Amid the anticipation of Israeli annexation of large parts of the occupied West Bank, there have been significant developments on the Palestinian political scene. It seems that there is an increasing likelihood that the Palestinian Authority (PA) will be dissolved, or at the very least, its powers greatly reduced.
In late May, Palestinian officials announced that they are ceasing security coordination with Israel in response to Israeli Prime Minister Benjamin Netanyahu’s annexation threats. Shortly after, PA security forces withdrew from areas jointly monitored with Israeli forces in north and east Jerusalem, including from the towns of Abu Dis, Bedou, Qatana and Beit Iksa.
Around the same time, the PA also announced that it will no longer accept transfers of funds from taxes Israel collects on its behalf which go towards paying for salaries and services in the West Bank and Gaza. It also stopped issuing permits for Palestinians living in the West Bank to cross into Israel.
This created confusion and led to chaotic scenes in front of Israeli liaison offices in the West Bank, particularly in Al-Khalil (Hebron), where thousands of Palestinians gathered to apply for permits. The PA stood by and did not intervene.
It has done little to stop the flow of workers, businesspeople and sick individuals crossing into Israeli territory every day, despite the emergency situation surrounding the spread of the coronavirus.
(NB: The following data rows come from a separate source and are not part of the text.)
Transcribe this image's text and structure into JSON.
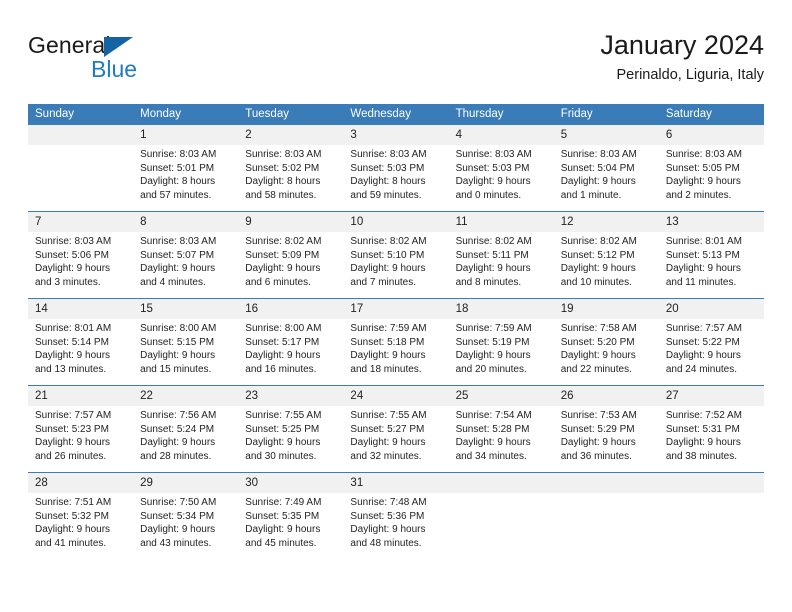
{
  "brand": {
    "name_top": "General",
    "name_bottom": "Blue",
    "triangle_color": "#1464a5",
    "blue_color": "#1e7bc4"
  },
  "header": {
    "title": "January 2024",
    "subtitle": "Perinaldo, Liguria, Italy",
    "header_bg": "#3a7cb8",
    "daynum_bg": "#f1f1f1"
  },
  "calendar": {
    "weekday_headers": [
      "Sunday",
      "Monday",
      "Tuesday",
      "Wednesday",
      "Thursday",
      "Friday",
      "Saturday"
    ],
    "weeks": [
      [
        {
          "day": "",
          "sunrise": "",
          "sunset": "",
          "daylight_1": "",
          "daylight_2": ""
        },
        {
          "day": "1",
          "sunrise": "Sunrise: 8:03 AM",
          "sunset": "Sunset: 5:01 PM",
          "daylight_1": "Daylight: 8 hours",
          "daylight_2": "and 57 minutes."
        },
        {
          "day": "2",
          "sunrise": "Sunrise: 8:03 AM",
          "sunset": "Sunset: 5:02 PM",
          "daylight_1": "Daylight: 8 hours",
          "daylight_2": "and 58 minutes."
        },
        {
          "day": "3",
          "sunrise": "Sunrise: 8:03 AM",
          "sunset": "Sunset: 5:03 PM",
          "daylight_1": "Daylight: 8 hours",
          "daylight_2": "and 59 minutes."
        },
        {
          "day": "4",
          "sunrise": "Sunrise: 8:03 AM",
          "sunset": "Sunset: 5:03 PM",
          "daylight_1": "Daylight: 9 hours",
          "daylight_2": "and 0 minutes."
        },
        {
          "day": "5",
          "sunrise": "Sunrise: 8:03 AM",
          "sunset": "Sunset: 5:04 PM",
          "daylight_1": "Daylight: 9 hours",
          "daylight_2": "and 1 minute."
        },
        {
          "day": "6",
          "sunrise": "Sunrise: 8:03 AM",
          "sunset": "Sunset: 5:05 PM",
          "daylight_1": "Daylight: 9 hours",
          "daylight_2": "and 2 minutes."
        }
      ],
      [
        {
          "day": "7",
          "sunrise": "Sunrise: 8:03 AM",
          "sunset": "Sunset: 5:06 PM",
          "daylight_1": "Daylight: 9 hours",
          "daylight_2": "and 3 minutes."
        },
        {
          "day": "8",
          "sunrise": "Sunrise: 8:03 AM",
          "sunset": "Sunset: 5:07 PM",
          "daylight_1": "Daylight: 9 hours",
          "daylight_2": "and 4 minutes."
        },
        {
          "day": "9",
          "sunrise": "Sunrise: 8:02 AM",
          "sunset": "Sunset: 5:09 PM",
          "daylight_1": "Daylight: 9 hours",
          "daylight_2": "and 6 minutes."
        },
        {
          "day": "10",
          "sunrise": "Sunrise: 8:02 AM",
          "sunset": "Sunset: 5:10 PM",
          "daylight_1": "Daylight: 9 hours",
          "daylight_2": "and 7 minutes."
        },
        {
          "day": "11",
          "sunrise": "Sunrise: 8:02 AM",
          "sunset": "Sunset: 5:11 PM",
          "daylight_1": "Daylight: 9 hours",
          "daylight_2": "and 8 minutes."
        },
        {
          "day": "12",
          "sunrise": "Sunrise: 8:02 AM",
          "sunset": "Sunset: 5:12 PM",
          "daylight_1": "Daylight: 9 hours",
          "daylight_2": "and 10 minutes."
        },
        {
          "day": "13",
          "sunrise": "Sunrise: 8:01 AM",
          "sunset": "Sunset: 5:13 PM",
          "daylight_1": "Daylight: 9 hours",
          "daylight_2": "and 11 minutes."
        }
      ],
      [
        {
          "day": "14",
          "sunrise": "Sunrise: 8:01 AM",
          "sunset": "Sunset: 5:14 PM",
          "daylight_1": "Daylight: 9 hours",
          "daylight_2": "and 13 minutes."
        },
        {
          "day": "15",
          "sunrise": "Sunrise: 8:00 AM",
          "sunset": "Sunset: 5:15 PM",
          "daylight_1": "Daylight: 9 hours",
          "daylight_2": "and 15 minutes."
        },
        {
          "day": "16",
          "sunrise": "Sunrise: 8:00 AM",
          "sunset": "Sunset: 5:17 PM",
          "daylight_1": "Daylight: 9 hours",
          "daylight_2": "and 16 minutes."
        },
        {
          "day": "17",
          "sunrise": "Sunrise: 7:59 AM",
          "sunset": "Sunset: 5:18 PM",
          "daylight_1": "Daylight: 9 hours",
          "daylight_2": "and 18 minutes."
        },
        {
          "day": "18",
          "sunrise": "Sunrise: 7:59 AM",
          "sunset": "Sunset: 5:19 PM",
          "daylight_1": "Daylight: 9 hours",
          "daylight_2": "and 20 minutes."
        },
        {
          "day": "19",
          "sunrise": "Sunrise: 7:58 AM",
          "sunset": "Sunset: 5:20 PM",
          "daylight_1": "Daylight: 9 hours",
          "daylight_2": "and 22 minutes."
        },
        {
          "day": "20",
          "sunrise": "Sunrise: 7:57 AM",
          "sunset": "Sunset: 5:22 PM",
          "daylight_1": "Daylight: 9 hours",
          "daylight_2": "and 24 minutes."
        }
      ],
      [
        {
          "day": "21",
          "sunrise": "Sunrise: 7:57 AM",
          "sunset": "Sunset: 5:23 PM",
          "daylight_1": "Daylight: 9 hours",
          "daylight_2": "and 26 minutes."
        },
        {
          "day": "22",
          "sunrise": "Sunrise: 7:56 AM",
          "sunset": "Sunset: 5:24 PM",
          "daylight_1": "Daylight: 9 hours",
          "daylight_2": "and 28 minutes."
        },
        {
          "day": "23",
          "sunrise": "Sunrise: 7:55 AM",
          "sunset": "Sunset: 5:25 PM",
          "daylight_1": "Daylight: 9 hours",
          "daylight_2": "and 30 minutes."
        },
        {
          "day": "24",
          "sunrise": "Sunrise: 7:55 AM",
          "sunset": "Sunset: 5:27 PM",
          "daylight_1": "Daylight: 9 hours",
          "daylight_2": "and 32 minutes."
        },
        {
          "day": "25",
          "sunrise": "Sunrise: 7:54 AM",
          "sunset": "Sunset: 5:28 PM",
          "daylight_1": "Daylight: 9 hours",
          "daylight_2": "and 34 minutes."
        },
        {
          "day": "26",
          "sunrise": "Sunrise: 7:53 AM",
          "sunset": "Sunset: 5:29 PM",
          "daylight_1": "Daylight: 9 hours",
          "daylight_2": "and 36 minutes."
        },
        {
          "day": "27",
          "sunrise": "Sunrise: 7:52 AM",
          "sunset": "Sunset: 5:31 PM",
          "daylight_1": "Daylight: 9 hours",
          "daylight_2": "and 38 minutes."
        }
      ],
      [
        {
          "day": "28",
          "sunrise": "Sunrise: 7:51 AM",
          "sunset": "Sunset: 5:32 PM",
          "daylight_1": "Daylight: 9 hours",
          "daylight_2": "and 41 minutes."
        },
        {
          "day": "29",
          "sunrise": "Sunrise: 7:50 AM",
          "sunset": "Sunset: 5:34 PM",
          "daylight_1": "Daylight: 9 hours",
          "daylight_2": "and 43 minutes."
        },
        {
          "day": "30",
          "sunrise": "Sunrise: 7:49 AM",
          "sunset": "Sunset: 5:35 PM",
          "daylight_1": "Daylight: 9 hours",
          "daylight_2": "and 45 minutes."
        },
        {
          "day": "31",
          "sunrise": "Sunrise: 7:48 AM",
          "sunset": "Sunset: 5:36 PM",
          "daylight_1": "Daylight: 9 hours",
          "daylight_2": "and 48 minutes."
        },
        {
          "day": "",
          "sunrise": "",
          "sunset": "",
          "daylight_1": "",
          "daylight_2": ""
        },
        {
          "day": "",
          "sunrise": "",
          "sunset": "",
          "daylight_1": "",
          "daylight_2": ""
        },
        {
          "day": "",
          "sunrise": "",
          "sunset": "",
          "daylight_1": "",
          "daylight_2": ""
        }
      ]
    ]
  }
}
In the past, the movement of Palestinians was always coordinated between Israel and the PA to ensure security and order. This development seems to indicate that the Israeli authorities are gradually establishing a direct line of communication and relations with the Palestinian population, sidelining the PA’s mediatory role.
The authority was established in 1994 on the tail of the Oslo Accords and was supposed to be an interim body during the transition to an independent Palestinian state in the West Bank and Gaza. Israel’s aggressive encroachment on Palestinian rights and path towards statehood over the past few years, as the Trump administration gave it full backing, have severely undermined the PA’s political powers and seem to be reducing it to a service provider – something Ramallah would not accept.
The PA has feared this scenario for a while – Israel weakening its power by establishing direct relations with the Palestinian public and eventually eliminating its political role. Recently, PA officials have voiced such fears and have warned that the PA will not be reduced to a local council or a charity.
At the same time, the PA has taken a number of security measures in preparation for the annexation. According to reports in the Israeli media, in June it removed illegal weapons from its offices, fearing members of Hamas may try to take them and launch an armed assault on Israeli forces if tensions escalate in the West Bank.
These weapons have been collected from the civilian population during disarming operations since the end of the second intifada in 2005.
The PA is also in possession of 26,000 Kalashnikovs and pistols and dozens of armoured vehicles under licence from the Israeli authorities, which control the armament of the Palestinian forces as per the Oslo Accords.
According to Israeli TV channel Kan, the PA has made plans to hand over these weapons to Israel, in the event of an escalation in the West Bank following the annexation. It plans to send them in trucks to the Israeli military base at the Beit El Israeli settlement north of Ramallah and leave the Israeli army to assume full responsibility for the security of the West Bank.
Meanwhile, there have also been reports that the Palestinian intelligence has received instructions to remove secret security documents from its offices.
Given that Israel has full knowledge of the PA’s security operations – either because it hands over such information directly to the Israelis, or because the latter have their spies in its ranks – this move is likely intended to prevent the Palestinian people from laying their hands on such files, which could potentially implicate PA figures in collaboration with Israel. The last time the PA issued such orders was at the beginning of the second intifada in 2000.
The sidelining of the PA is not only a problem for Ramallah, it will soon be a problem for Israel as well. If the PA proceeds with dissolving its security apparatus, the onus of providing security in the West Bank will fall on the Israeli authorities, which hides many risks for them.
Israeli scholars have already warned of the consequences of sidelining the PA. In an op-ed for Israeli media outlet Ynet, Michael Milstein, the head of the Palestinian Studies Forum at Tel Aviv University, wrote that the present situation can turn into a “nightmare” for Israel.
According to Milstein, as the Palestinians establish direct relations with Israel, they will start seeking an improvement of living standards and services from the Israeli authorities and eventually demand citizenship, which would be another step towards a one-state solution.
Indeed, this realisation may be one of the factors, along with Western pressure, which has caused the Israeli government to delay the announcement of the annexation. Wiser heads in Israel’s conservative leadership may have prevailed, having recognised that their aggressive expansionism in recent years may have accelerated Israel’s advance towards the dreaded but inevitable outcome of their desire to colonise all of Palestine – the establishment of one Israeli-Palestinian state with equal citizenship for all inhabitants.
The views expressed in this article are the author’s own and do not necessarily reflect Al Jazeera’s editorial stance.